Although 24(S)-hydroxycholesterol (24S-OHC) plays an important role to maintain homeostasis of cholesterol in the brain, it induces neuronal cell death at high concentrations. 24S-OHC-induced cell death was suppressed by γ-tocopherol (γ-Toc) but not by γ-tocotrienol (γ-Toc3) in a similar way to α-tocopherol (α-Toc) and α-tocotrienol (α-Toc3) in human neuroblastoma SH-SY5Y cells. Both γ-Toc and γ-Toc3 significantly inhibited cumene hydroperoxide-induced cell death, as previously shown in the case of α-Toc and α-Toc3. Lipid droplet-like structure formation induced by 24S-OHC was suppressed by neither γ-Toc nor γ-Toc3. The phosphorylation of calcium/calmodulin-dependent protein kinase II (CaMKII) was induced by 24S-OHC, which was suppressed by CaMKII phosphorylation-site inhibitor mM3 but not by calmodulin-binding-site inhibitor KN62. A calcium chelator, BAPTA-AM, inhibited calcium ionophore A23187-induced CaMKII phosphorylation but not 24S-OHC-induced CaMKII phosphorylation. Receptor-interacting protein kinase 1 (RIPK1) phosphorylation induced by 24S-OHC was not inhibited by either mM3 or KN62, suggesting that CaMKII activation does not affect RIPK1 phosphorylation.
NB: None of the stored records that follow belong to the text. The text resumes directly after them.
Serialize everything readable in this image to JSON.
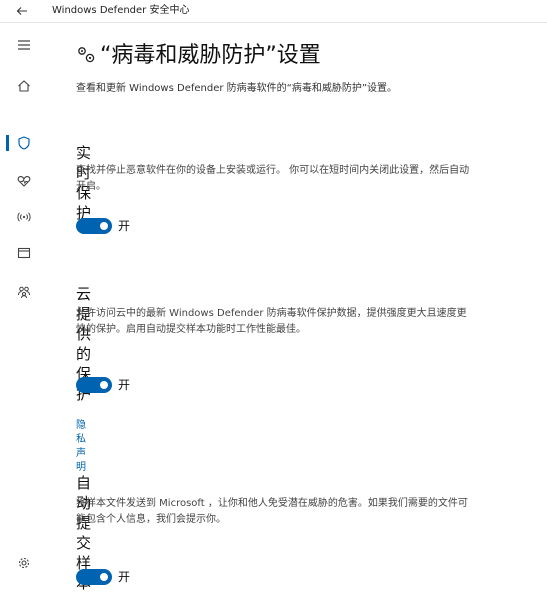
{
  "titlebar": {
    "back_icon": "back-arrow-icon",
    "title": "Windows Defender 安全中心"
  },
  "sidebar": {
    "items": [
      {
        "name": "hamburger-menu",
        "icon": "hamburger-icon"
      },
      {
        "name": "home",
        "icon": "home-icon"
      },
      {
        "name": "virus-protection",
        "icon": "shield-icon",
        "active": true
      },
      {
        "name": "health",
        "icon": "heart-icon"
      },
      {
        "name": "network",
        "icon": "wifi-icon"
      },
      {
        "name": "app-browser",
        "icon": "browser-window-icon"
      },
      {
        "name": "family",
        "icon": "family-icon"
      },
      {
        "name": "settings",
        "icon": "gear-icon"
      }
    ],
    "accent": "#0063b1"
  },
  "main": {
    "heading": "“病毒和威胁防护”设置",
    "description": "查看和更新 Windows Defender 防病毒软件的“病毒和威胁防护”设置。",
    "sections": [
      {
        "title": "实时保护",
        "description": "查找并停止恶意软件在你的设备上安装或运行。 你可以在短时间内关闭此设置，然后自动开启。",
        "toggle_state": "on",
        "toggle_label": "开"
      },
      {
        "title": "云提供的保护",
        "description": "允许访问云中的最新 Windows Defender 防病毒软件保护数据，提供强度更大且速度更快的保护。启用自动提交样本功能时工作性能最佳。",
        "toggle_state": "on",
        "toggle_label": "开",
        "link": "隐私声明"
      },
      {
        "title": "自动提交样本",
        "description": "将样本文件发送到 Microsoft ，让你和他人免受潜在威胁的危害。如果我们需要的文件可能包含个人信息，我们会提示你。",
        "toggle_state": "on",
        "toggle_label": "开"
      }
    ]
  }
}
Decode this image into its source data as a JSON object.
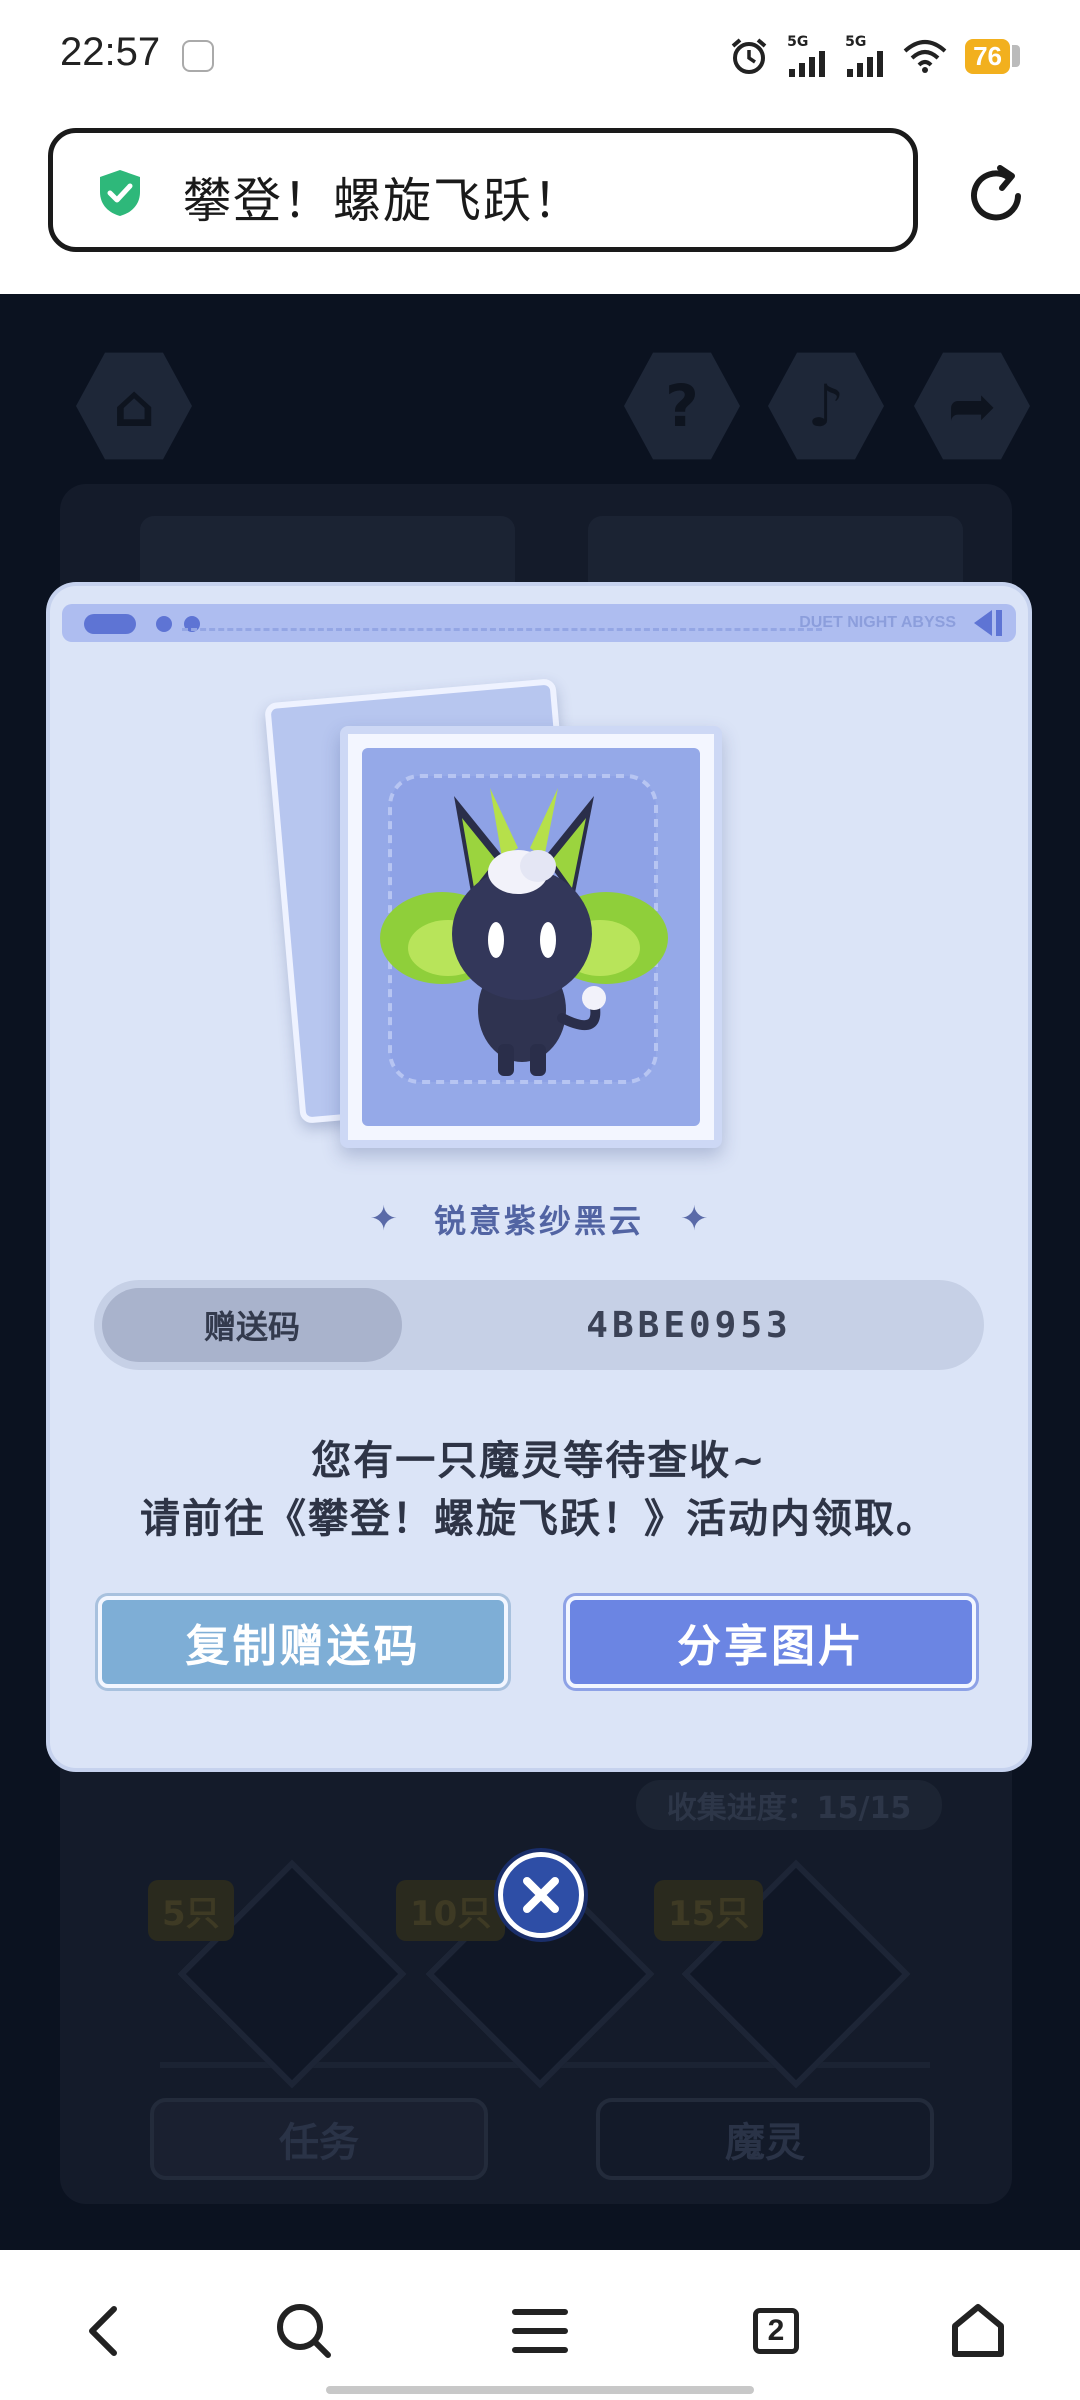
{
  "status_bar": {
    "time": "22:57",
    "network_1": "5G",
    "network_2": "5G",
    "battery": "76"
  },
  "browser": {
    "page_title": "攀登！螺旋飞跃！",
    "tab_count": "2"
  },
  "background": {
    "progress_text": "收集进度：15/15",
    "milestones": [
      "5只",
      "10只",
      "15只"
    ],
    "tasks_button": "任务",
    "spirits_button": "魔灵"
  },
  "modal": {
    "header_brand": "DUET NIGHT ABYSS",
    "spirit_name": "锐意紫纱黑云",
    "gift_code_label": "赠送码",
    "gift_code_value": "4BBE0953",
    "message_line1": "您有一只魔灵等待查收~",
    "message_line2": "请前往《攀登！螺旋飞跃！》活动内领取。",
    "copy_button": "复制赠送码",
    "share_button": "分享图片"
  },
  "colors": {
    "modal_bg": "#dbe4f7",
    "copy_button": "#7eaed6",
    "share_button": "#6b85e3",
    "secure_green": "#2eb87a"
  }
}
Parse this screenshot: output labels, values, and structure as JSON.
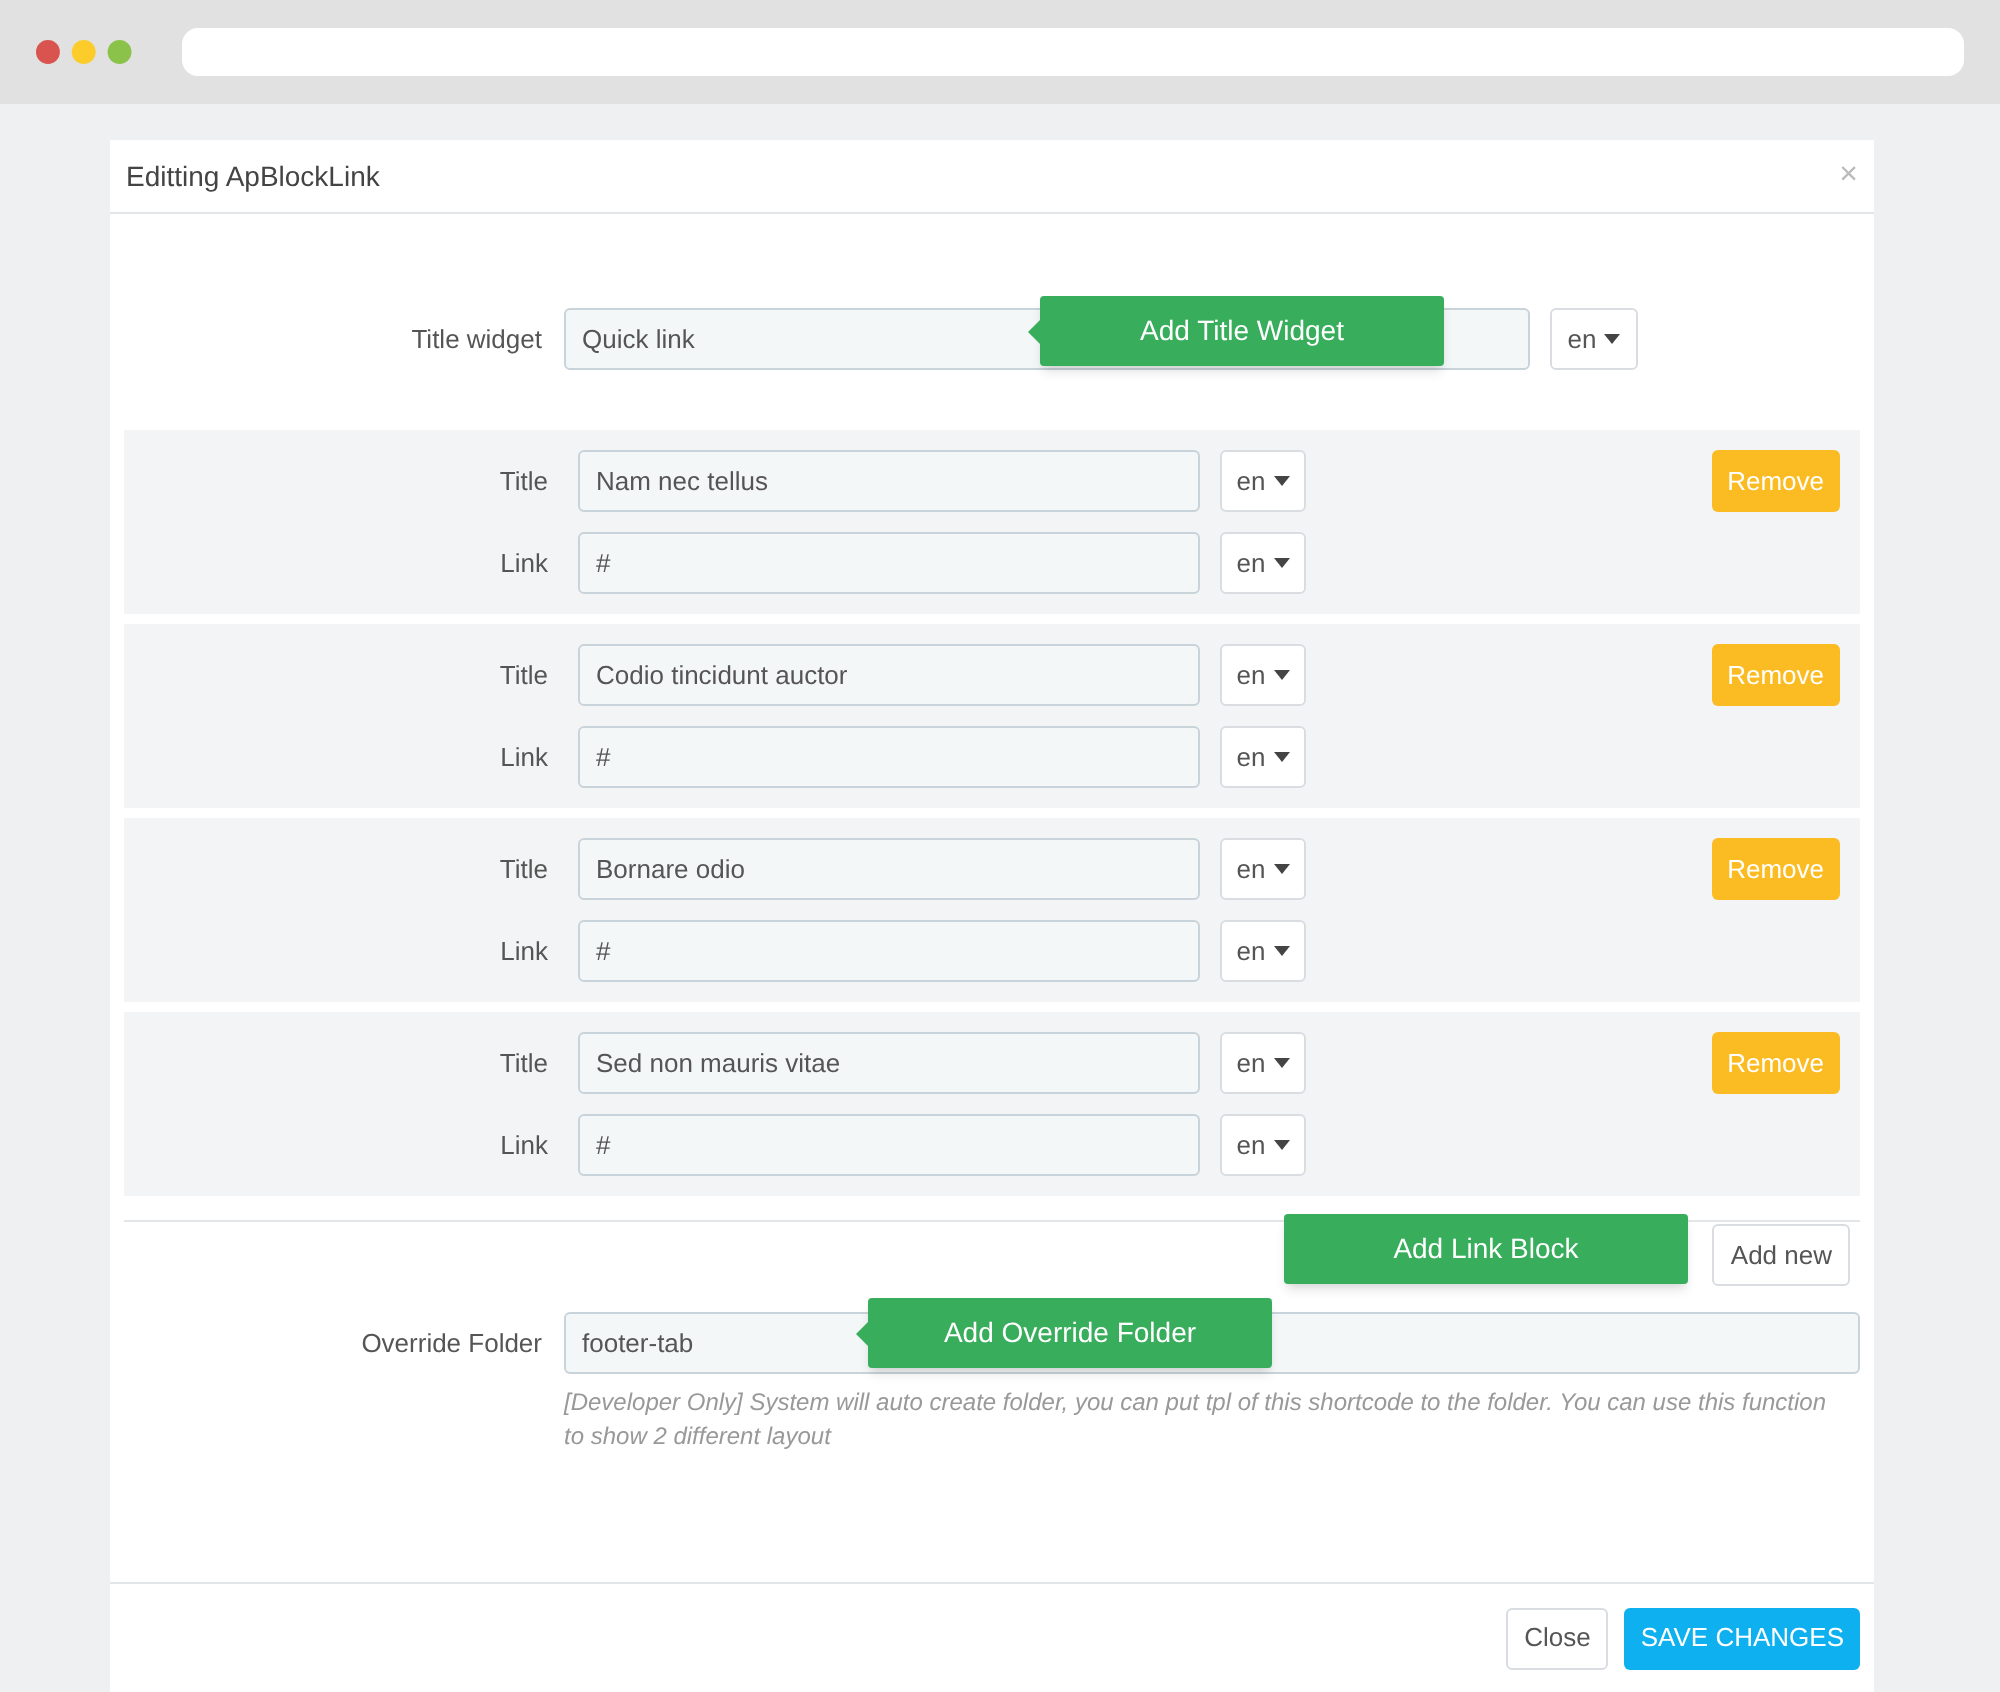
{
  "modal": {
    "title": "Editting ApBlockLink",
    "close": "×"
  },
  "title_widget": {
    "label": "Title widget",
    "value": "Quick link",
    "language": "en",
    "tooltip": "Add Title Widget"
  },
  "link_blocks": [
    {
      "title_label": "Title",
      "title_value": "Nam nec tellus",
      "title_language": "en",
      "link_label": "Link",
      "link_value": "#",
      "link_language": "en",
      "remove": "Remove"
    },
    {
      "title_label": "Title",
      "title_value": "Codio tincidunt auctor",
      "title_language": "en",
      "link_label": "Link",
      "link_value": "#",
      "link_language": "en",
      "remove": "Remove"
    },
    {
      "title_label": "Title",
      "title_value": "Bornare odio",
      "title_language": "en",
      "link_label": "Link",
      "link_value": "#",
      "link_language": "en",
      "remove": "Remove"
    },
    {
      "title_label": "Title",
      "title_value": "Sed non mauris vitae",
      "title_language": "en",
      "link_label": "Link",
      "link_value": "#",
      "link_language": "en",
      "remove": "Remove"
    }
  ],
  "add_new": {
    "button": "Add new",
    "tooltip": "Add Link Block"
  },
  "override_folder": {
    "label": "Override Folder",
    "value": "footer-tab",
    "tooltip": "Add Override Folder",
    "help": "[Developer Only] System will auto create folder, you can put tpl of this shortcode to the folder. You can use this function to show 2 different layout"
  },
  "footer": {
    "close": "Close",
    "save": "SAVE CHANGES"
  }
}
Knockdown of RIPK1 using siRNA induced not only inhibition of CaMKII phosphorylation but also reduction of total CaMKII protein levels, suggesting that RIPK1 may regulate CaMKII signalling. 24S-OHC-induced RIPK1 phosphorylation was inhibited by neither α-Toc nor α-Toc3. In contrast, CaMKII phosphorylation induced by 24S-OHC was significantly suppressed by α-Toc but not by α-Toc3. These results suggest that CaMKII activation is involved in the mechanism of 24S-OHC-induced cell death and that Toc inhibits the cell death via inhibition of CaMKII activation through a RIPK1 phosphorylation-independent pathway.
- Cell death
ASJC Scopus subject areas